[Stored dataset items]
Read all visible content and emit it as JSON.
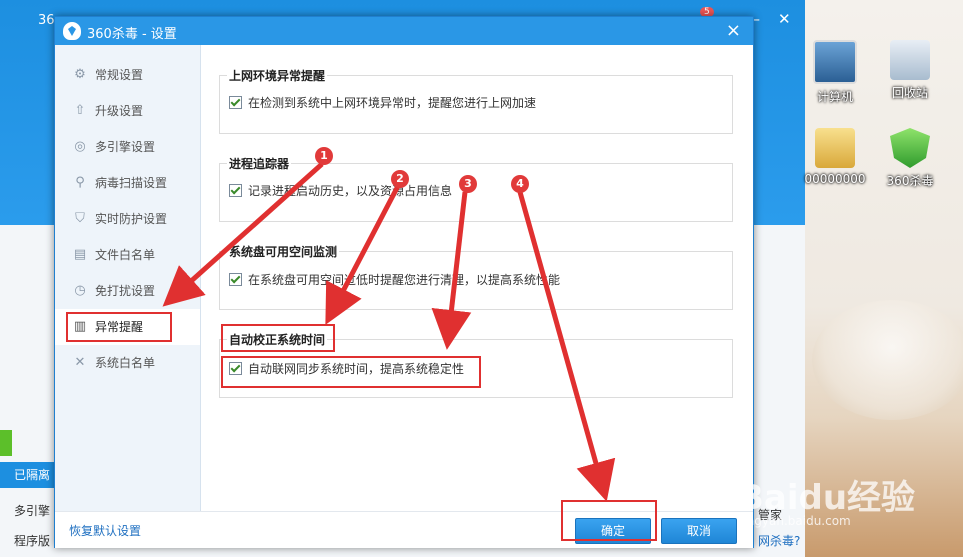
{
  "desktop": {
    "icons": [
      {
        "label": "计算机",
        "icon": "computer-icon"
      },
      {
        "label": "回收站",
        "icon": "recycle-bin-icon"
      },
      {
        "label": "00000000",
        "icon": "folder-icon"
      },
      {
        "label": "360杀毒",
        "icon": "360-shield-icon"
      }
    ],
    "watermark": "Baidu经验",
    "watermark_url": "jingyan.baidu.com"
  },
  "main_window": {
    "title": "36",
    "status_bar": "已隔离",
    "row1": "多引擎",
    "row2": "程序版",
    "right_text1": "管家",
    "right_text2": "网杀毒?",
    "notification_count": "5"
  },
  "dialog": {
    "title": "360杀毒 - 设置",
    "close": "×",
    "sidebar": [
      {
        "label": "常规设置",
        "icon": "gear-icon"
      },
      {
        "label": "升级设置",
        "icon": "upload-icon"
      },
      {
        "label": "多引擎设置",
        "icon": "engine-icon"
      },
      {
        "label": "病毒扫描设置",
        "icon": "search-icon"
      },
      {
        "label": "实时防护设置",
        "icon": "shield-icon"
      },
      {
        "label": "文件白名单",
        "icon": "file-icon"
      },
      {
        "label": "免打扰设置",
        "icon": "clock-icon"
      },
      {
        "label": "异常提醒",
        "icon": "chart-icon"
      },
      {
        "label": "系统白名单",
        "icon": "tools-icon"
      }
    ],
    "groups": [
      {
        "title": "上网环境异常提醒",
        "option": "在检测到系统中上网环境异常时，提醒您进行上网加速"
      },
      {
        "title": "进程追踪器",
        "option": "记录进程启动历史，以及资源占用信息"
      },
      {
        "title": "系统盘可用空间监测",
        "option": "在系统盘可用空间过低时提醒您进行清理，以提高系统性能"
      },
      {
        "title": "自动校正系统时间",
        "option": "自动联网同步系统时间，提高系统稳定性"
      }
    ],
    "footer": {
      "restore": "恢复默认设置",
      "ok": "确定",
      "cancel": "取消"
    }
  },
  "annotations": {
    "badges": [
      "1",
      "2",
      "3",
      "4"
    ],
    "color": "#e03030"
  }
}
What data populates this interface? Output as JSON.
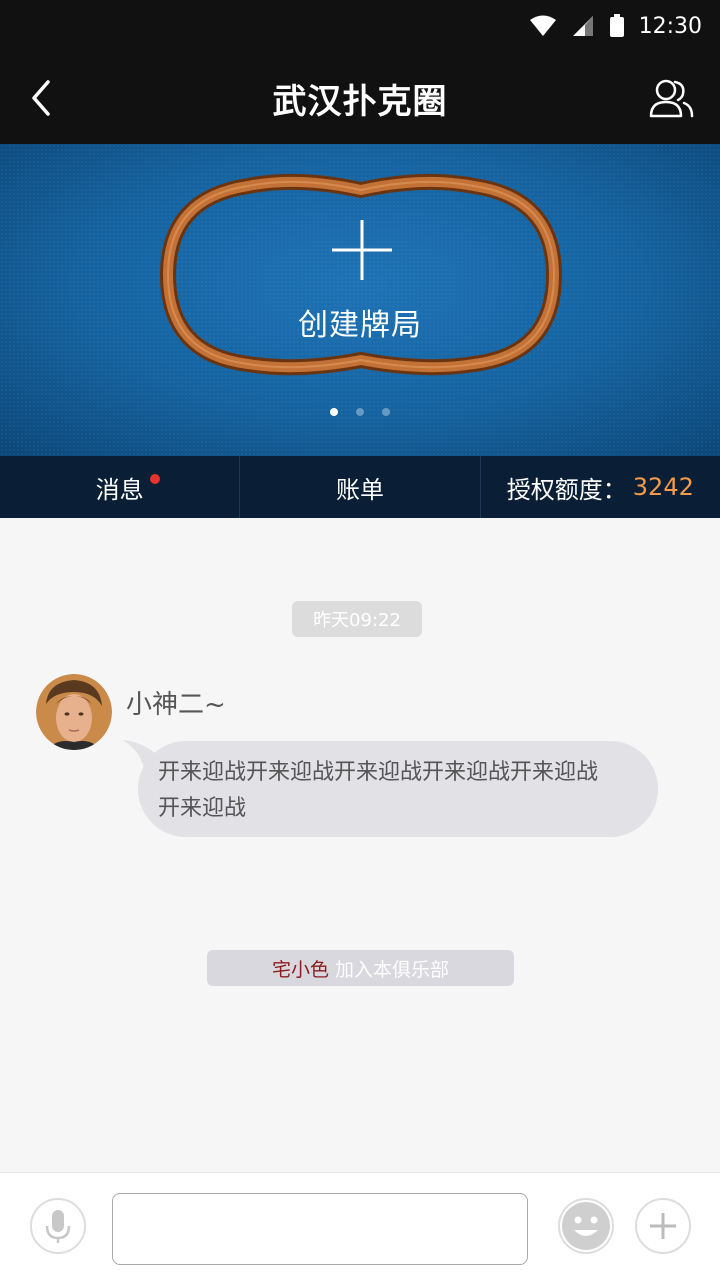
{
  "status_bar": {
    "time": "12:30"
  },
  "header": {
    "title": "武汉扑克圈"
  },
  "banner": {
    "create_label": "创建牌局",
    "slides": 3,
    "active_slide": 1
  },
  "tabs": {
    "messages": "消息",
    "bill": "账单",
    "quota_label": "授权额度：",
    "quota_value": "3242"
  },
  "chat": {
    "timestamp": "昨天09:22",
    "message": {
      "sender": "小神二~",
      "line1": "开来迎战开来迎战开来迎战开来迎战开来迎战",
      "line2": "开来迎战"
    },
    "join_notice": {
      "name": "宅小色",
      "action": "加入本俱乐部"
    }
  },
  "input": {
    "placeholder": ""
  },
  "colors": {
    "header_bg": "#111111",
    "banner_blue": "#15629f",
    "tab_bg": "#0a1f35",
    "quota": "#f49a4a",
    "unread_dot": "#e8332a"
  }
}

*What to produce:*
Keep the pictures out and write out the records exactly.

*The answer:*
Read all visible content and emit it as JSON.
{
  "desktop": {
    "icons": [
      {
        "label": "计算机",
        "icon": "computer-icon"
      },
      {
        "label": "回收站",
        "icon": "recycle-bin-icon"
      },
      {
        "label": "00000000",
        "icon": "folder-icon"
      },
      {
        "label": "360杀毒",
        "icon": "360-shield-icon"
      }
    ],
    "watermark": "Baidu经验",
    "watermark_url": "jingyan.baidu.com"
  },
  "main_window": {
    "title": "36",
    "status_bar": "已隔离",
    "row1": "多引擎",
    "row2": "程序版",
    "right_text1": "管家",
    "right_text2": "网杀毒?",
    "notification_count": "5"
  },
  "dialog": {
    "title": "360杀毒 - 设置",
    "close": "×",
    "sidebar": [
      {
        "label": "常规设置",
        "icon": "gear-icon"
      },
      {
        "label": "升级设置",
        "icon": "upload-icon"
      },
      {
        "label": "多引擎设置",
        "icon": "engine-icon"
      },
      {
        "label": "病毒扫描设置",
        "icon": "search-icon"
      },
      {
        "label": "实时防护设置",
        "icon": "shield-icon"
      },
      {
        "label": "文件白名单",
        "icon": "file-icon"
      },
      {
        "label": "免打扰设置",
        "icon": "clock-icon"
      },
      {
        "label": "异常提醒",
        "icon": "chart-icon"
      },
      {
        "label": "系统白名单",
        "icon": "tools-icon"
      }
    ],
    "groups": [
      {
        "title": "上网环境异常提醒",
        "option": "在检测到系统中上网环境异常时，提醒您进行上网加速"
      },
      {
        "title": "进程追踪器",
        "option": "记录进程启动历史，以及资源占用信息"
      },
      {
        "title": "系统盘可用空间监测",
        "option": "在系统盘可用空间过低时提醒您进行清理，以提高系统性能"
      },
      {
        "title": "自动校正系统时间",
        "option": "自动联网同步系统时间，提高系统稳定性"
      }
    ],
    "footer": {
      "restore": "恢复默认设置",
      "ok": "确定",
      "cancel": "取消"
    }
  },
  "annotations": {
    "badges": [
      "1",
      "2",
      "3",
      "4"
    ],
    "color": "#e03030"
  }
}
What data populates this interface? Output as JSON.
{
  "status_bar": {
    "time": "12:30"
  },
  "header": {
    "title": "武汉扑克圈"
  },
  "banner": {
    "create_label": "创建牌局",
    "slides": 3,
    "active_slide": 1
  },
  "tabs": {
    "messages": "消息",
    "bill": "账单",
    "quota_label": "授权额度：",
    "quota_value": "3242"
  },
  "chat": {
    "timestamp": "昨天09:22",
    "message": {
      "sender": "小神二~",
      "line1": "开来迎战开来迎战开来迎战开来迎战开来迎战",
      "line2": "开来迎战"
    },
    "join_notice": {
      "name": "宅小色",
      "action": "加入本俱乐部"
    }
  },
  "input": {
    "placeholder": ""
  },
  "colors": {
    "header_bg": "#111111",
    "banner_blue": "#15629f",
    "tab_bg": "#0a1f35",
    "quota": "#f49a4a",
    "unread_dot": "#e8332a"
  }
}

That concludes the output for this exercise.